Your task: Lines with the word "JSON" in them are the ones to copy from the records.

Data about app and page elements:
________________________

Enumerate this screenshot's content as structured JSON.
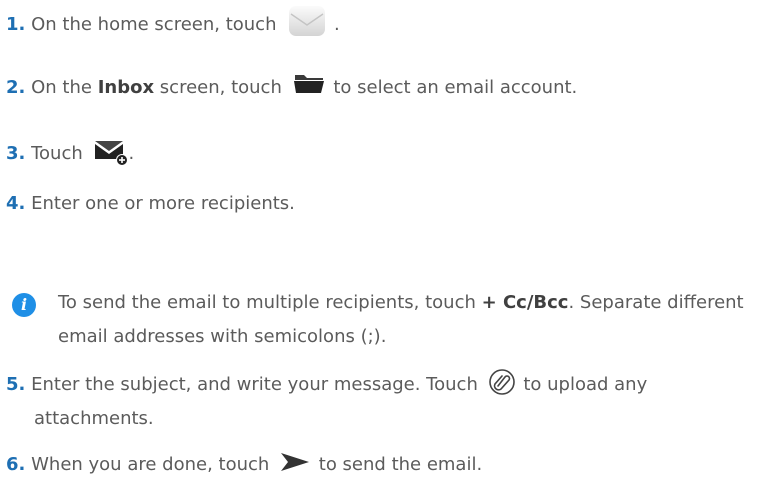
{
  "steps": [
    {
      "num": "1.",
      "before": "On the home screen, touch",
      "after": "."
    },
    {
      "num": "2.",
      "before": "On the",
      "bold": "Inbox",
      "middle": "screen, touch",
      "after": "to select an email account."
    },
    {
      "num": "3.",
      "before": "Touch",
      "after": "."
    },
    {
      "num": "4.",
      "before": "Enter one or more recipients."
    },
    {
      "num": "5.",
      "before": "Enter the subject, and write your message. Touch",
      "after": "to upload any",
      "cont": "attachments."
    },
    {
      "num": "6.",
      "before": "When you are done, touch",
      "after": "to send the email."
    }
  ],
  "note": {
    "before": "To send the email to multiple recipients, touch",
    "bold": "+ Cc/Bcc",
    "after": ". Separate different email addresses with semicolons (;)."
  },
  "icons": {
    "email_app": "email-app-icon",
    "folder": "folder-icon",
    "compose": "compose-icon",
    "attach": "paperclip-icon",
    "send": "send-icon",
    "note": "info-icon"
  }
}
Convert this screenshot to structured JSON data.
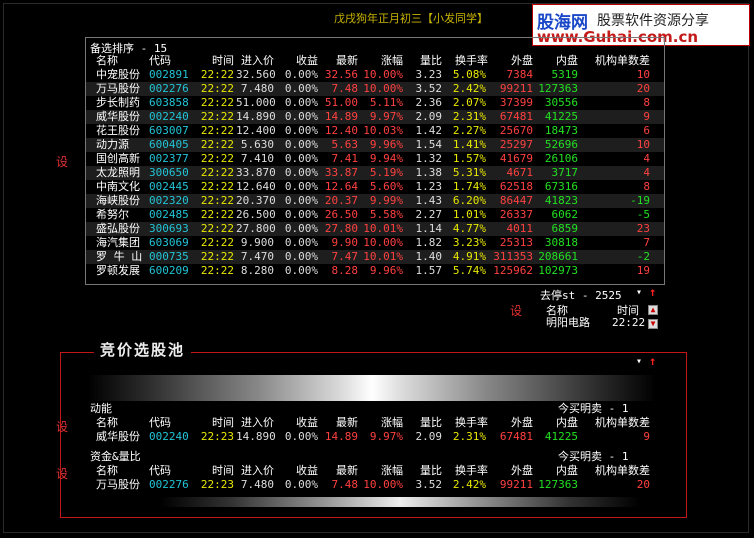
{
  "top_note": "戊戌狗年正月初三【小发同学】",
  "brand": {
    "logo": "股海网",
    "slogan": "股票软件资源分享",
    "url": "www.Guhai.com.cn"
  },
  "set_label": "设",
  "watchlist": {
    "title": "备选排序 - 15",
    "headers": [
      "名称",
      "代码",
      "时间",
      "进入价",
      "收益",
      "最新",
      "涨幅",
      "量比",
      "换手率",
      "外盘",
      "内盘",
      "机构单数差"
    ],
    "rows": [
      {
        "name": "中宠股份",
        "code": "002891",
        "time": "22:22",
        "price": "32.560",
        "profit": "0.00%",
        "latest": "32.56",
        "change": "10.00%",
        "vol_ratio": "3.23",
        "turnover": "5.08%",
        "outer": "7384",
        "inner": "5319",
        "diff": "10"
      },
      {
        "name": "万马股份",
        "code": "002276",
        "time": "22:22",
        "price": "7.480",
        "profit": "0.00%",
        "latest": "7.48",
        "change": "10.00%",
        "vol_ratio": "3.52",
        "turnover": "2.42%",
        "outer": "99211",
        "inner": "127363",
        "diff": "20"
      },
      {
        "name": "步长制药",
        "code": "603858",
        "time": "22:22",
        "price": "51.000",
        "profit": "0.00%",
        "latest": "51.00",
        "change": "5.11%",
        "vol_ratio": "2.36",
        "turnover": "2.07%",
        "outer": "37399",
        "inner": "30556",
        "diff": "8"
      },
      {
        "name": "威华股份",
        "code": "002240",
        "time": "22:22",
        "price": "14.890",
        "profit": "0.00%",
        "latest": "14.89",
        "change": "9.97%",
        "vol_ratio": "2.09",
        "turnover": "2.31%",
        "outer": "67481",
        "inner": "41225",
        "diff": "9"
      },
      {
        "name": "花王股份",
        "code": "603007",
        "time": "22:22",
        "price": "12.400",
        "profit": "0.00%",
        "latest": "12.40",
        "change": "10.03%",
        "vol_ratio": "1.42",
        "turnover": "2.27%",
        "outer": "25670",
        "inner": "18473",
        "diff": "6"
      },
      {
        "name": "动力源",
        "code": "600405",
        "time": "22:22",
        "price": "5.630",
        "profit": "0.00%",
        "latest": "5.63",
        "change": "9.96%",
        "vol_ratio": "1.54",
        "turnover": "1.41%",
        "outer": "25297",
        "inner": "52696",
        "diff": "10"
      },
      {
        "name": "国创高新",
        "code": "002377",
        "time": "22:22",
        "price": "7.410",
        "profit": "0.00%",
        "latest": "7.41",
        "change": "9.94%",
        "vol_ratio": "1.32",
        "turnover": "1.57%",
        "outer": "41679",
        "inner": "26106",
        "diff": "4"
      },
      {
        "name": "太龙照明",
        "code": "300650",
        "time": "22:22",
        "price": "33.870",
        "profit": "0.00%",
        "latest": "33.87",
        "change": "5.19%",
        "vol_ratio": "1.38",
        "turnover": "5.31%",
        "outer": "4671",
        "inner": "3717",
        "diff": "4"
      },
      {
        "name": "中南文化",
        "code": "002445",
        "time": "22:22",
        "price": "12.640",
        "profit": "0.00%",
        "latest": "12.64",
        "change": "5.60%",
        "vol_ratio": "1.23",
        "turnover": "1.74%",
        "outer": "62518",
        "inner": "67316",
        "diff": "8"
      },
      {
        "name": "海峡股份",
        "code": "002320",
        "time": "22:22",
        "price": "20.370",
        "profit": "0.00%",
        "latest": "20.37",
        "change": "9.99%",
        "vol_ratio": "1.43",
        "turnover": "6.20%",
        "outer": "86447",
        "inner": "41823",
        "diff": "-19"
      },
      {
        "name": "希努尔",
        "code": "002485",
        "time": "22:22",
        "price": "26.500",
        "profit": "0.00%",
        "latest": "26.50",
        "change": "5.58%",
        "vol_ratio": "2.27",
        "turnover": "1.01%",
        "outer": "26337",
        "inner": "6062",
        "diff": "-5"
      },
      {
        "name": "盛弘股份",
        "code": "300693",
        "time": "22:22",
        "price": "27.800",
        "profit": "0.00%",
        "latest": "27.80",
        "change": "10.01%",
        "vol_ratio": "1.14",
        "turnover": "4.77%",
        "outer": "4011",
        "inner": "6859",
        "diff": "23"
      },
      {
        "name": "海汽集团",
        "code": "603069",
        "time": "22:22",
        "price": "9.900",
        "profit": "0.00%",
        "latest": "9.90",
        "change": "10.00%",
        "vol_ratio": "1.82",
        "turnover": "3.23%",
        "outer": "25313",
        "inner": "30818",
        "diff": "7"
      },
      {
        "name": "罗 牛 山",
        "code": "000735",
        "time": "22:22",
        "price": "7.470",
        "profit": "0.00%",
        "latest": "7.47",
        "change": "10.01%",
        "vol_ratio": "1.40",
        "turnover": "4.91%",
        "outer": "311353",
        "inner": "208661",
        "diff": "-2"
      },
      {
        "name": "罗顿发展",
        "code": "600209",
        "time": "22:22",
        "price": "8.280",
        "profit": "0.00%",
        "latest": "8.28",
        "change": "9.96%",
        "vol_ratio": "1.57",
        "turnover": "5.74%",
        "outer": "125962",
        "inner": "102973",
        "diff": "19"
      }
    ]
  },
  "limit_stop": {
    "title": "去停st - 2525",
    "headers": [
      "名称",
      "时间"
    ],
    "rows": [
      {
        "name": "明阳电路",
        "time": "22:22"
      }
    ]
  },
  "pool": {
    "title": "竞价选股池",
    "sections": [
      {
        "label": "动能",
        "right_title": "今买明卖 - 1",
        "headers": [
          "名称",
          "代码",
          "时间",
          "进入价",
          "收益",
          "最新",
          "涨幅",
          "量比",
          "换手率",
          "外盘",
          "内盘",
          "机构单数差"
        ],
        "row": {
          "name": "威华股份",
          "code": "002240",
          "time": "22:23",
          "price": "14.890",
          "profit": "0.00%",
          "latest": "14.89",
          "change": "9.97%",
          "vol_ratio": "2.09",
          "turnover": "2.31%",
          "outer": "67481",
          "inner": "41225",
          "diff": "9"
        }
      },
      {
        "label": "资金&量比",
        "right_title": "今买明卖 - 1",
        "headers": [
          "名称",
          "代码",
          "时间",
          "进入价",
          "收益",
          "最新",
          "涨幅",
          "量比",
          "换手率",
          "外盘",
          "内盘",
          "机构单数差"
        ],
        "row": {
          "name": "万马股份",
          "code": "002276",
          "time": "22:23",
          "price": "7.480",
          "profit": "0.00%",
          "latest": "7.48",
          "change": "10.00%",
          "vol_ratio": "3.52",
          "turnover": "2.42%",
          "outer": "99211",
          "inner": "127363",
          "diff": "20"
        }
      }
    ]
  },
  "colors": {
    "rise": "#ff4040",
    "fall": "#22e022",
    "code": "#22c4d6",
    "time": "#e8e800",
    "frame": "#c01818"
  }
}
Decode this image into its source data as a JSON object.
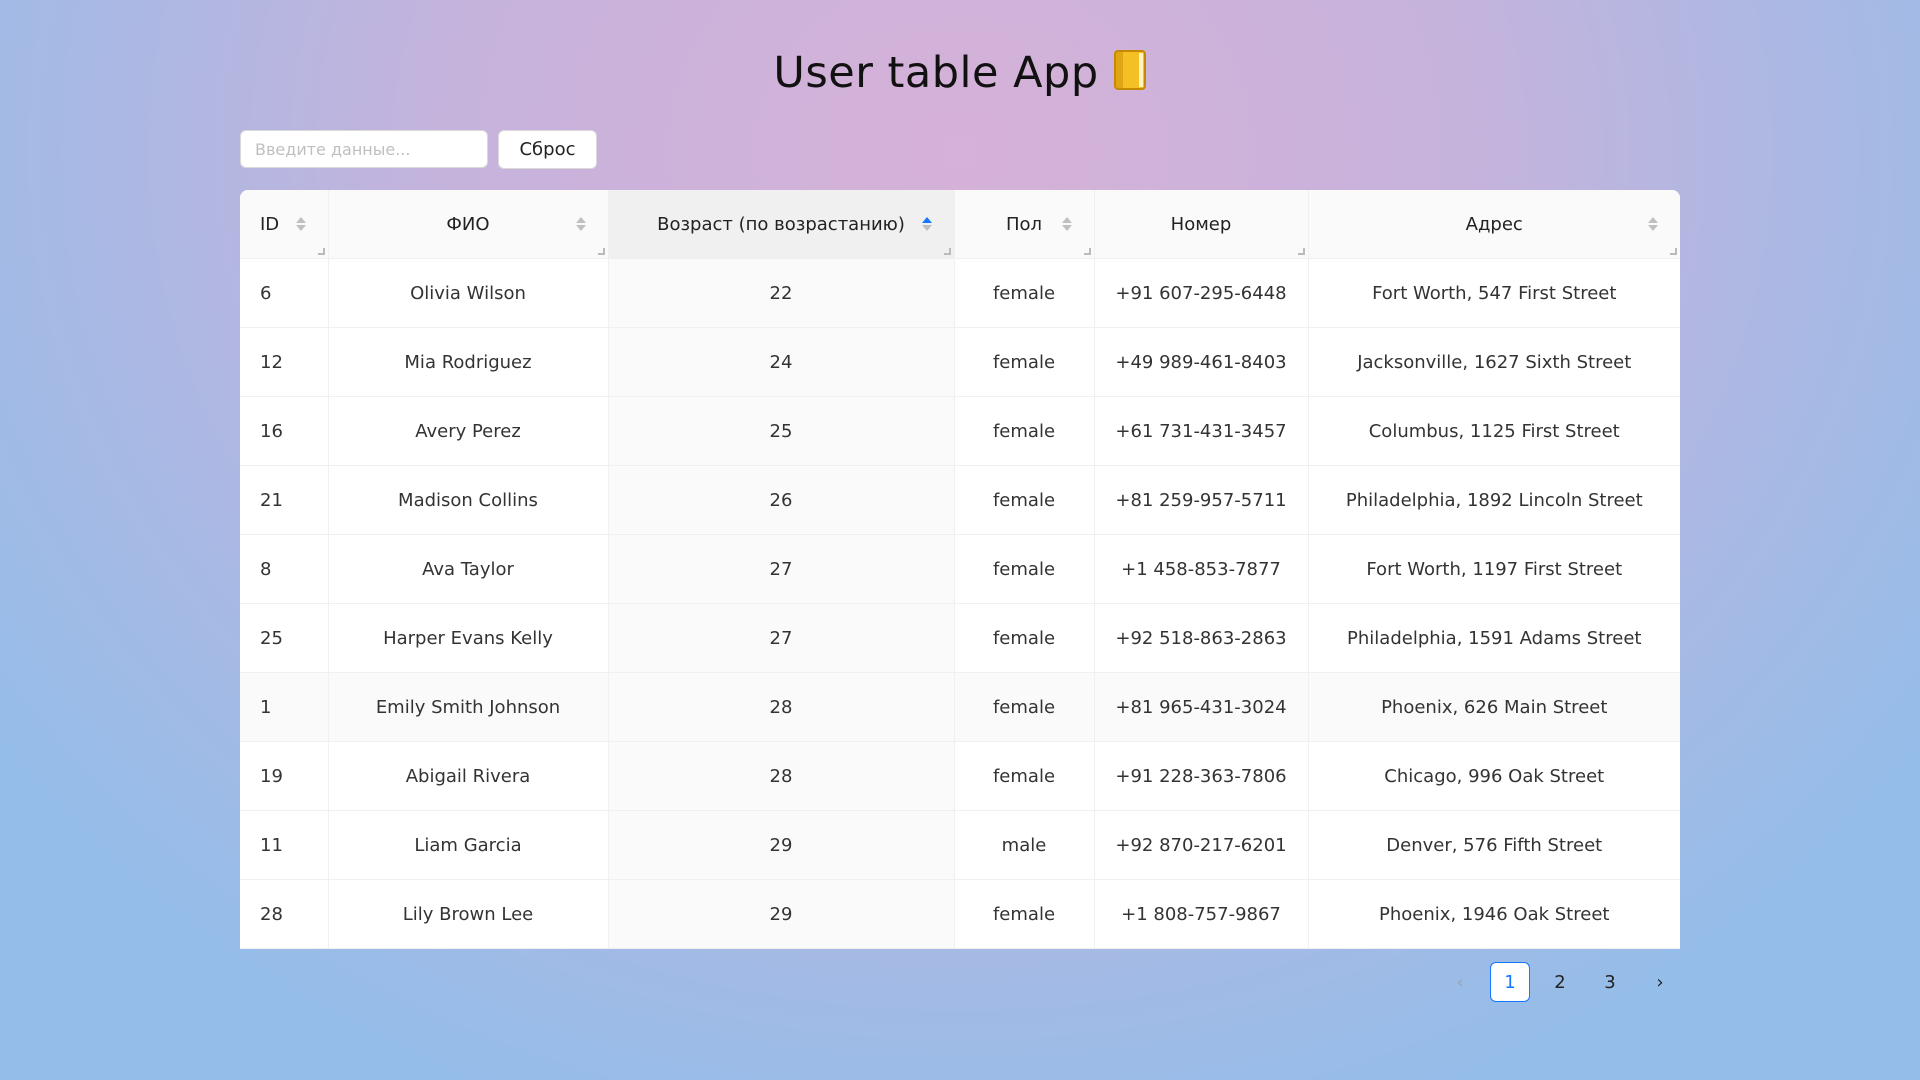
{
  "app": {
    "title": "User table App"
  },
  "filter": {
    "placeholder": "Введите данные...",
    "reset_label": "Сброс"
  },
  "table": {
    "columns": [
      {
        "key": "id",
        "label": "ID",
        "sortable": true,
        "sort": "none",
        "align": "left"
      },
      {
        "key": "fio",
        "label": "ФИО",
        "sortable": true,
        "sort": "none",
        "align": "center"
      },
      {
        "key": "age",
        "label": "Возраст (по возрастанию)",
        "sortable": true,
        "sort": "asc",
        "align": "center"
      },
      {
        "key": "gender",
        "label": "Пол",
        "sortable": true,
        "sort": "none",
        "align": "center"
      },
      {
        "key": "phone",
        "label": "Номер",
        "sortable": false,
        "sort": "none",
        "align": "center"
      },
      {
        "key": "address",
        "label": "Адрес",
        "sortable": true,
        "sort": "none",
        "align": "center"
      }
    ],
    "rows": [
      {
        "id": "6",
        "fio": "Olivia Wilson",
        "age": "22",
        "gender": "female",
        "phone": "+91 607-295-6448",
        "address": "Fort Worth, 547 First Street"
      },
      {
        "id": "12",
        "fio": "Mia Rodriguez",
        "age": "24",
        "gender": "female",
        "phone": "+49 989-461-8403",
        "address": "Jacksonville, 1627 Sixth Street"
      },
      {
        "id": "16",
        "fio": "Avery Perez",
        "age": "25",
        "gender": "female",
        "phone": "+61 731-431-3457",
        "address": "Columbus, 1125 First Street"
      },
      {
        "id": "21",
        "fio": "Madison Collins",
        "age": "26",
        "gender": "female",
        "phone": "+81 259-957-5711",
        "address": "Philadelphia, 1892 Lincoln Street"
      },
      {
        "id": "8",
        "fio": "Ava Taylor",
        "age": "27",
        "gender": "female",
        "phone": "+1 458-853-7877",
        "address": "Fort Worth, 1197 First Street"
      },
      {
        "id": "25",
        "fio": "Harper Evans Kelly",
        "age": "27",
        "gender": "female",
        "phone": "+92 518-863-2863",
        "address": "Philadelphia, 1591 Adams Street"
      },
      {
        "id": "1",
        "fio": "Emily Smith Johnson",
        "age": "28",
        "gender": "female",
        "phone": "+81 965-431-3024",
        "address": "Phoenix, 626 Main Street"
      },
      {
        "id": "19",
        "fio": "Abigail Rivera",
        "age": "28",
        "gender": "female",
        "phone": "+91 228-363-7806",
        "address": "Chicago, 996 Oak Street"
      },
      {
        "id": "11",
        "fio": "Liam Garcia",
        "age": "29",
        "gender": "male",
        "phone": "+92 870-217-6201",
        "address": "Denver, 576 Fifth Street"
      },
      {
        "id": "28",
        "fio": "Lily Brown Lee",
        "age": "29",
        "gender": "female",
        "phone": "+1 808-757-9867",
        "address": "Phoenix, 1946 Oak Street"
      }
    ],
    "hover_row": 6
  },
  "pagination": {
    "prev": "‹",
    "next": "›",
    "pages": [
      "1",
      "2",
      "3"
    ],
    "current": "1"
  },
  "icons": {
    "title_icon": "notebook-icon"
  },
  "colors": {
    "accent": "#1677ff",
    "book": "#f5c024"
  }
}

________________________

Answer to this problem:
Enumerate this screenshot's content as structured JSON.
Convert this screenshot to structured JSON data.
Decode this image into its source data as a JSON object.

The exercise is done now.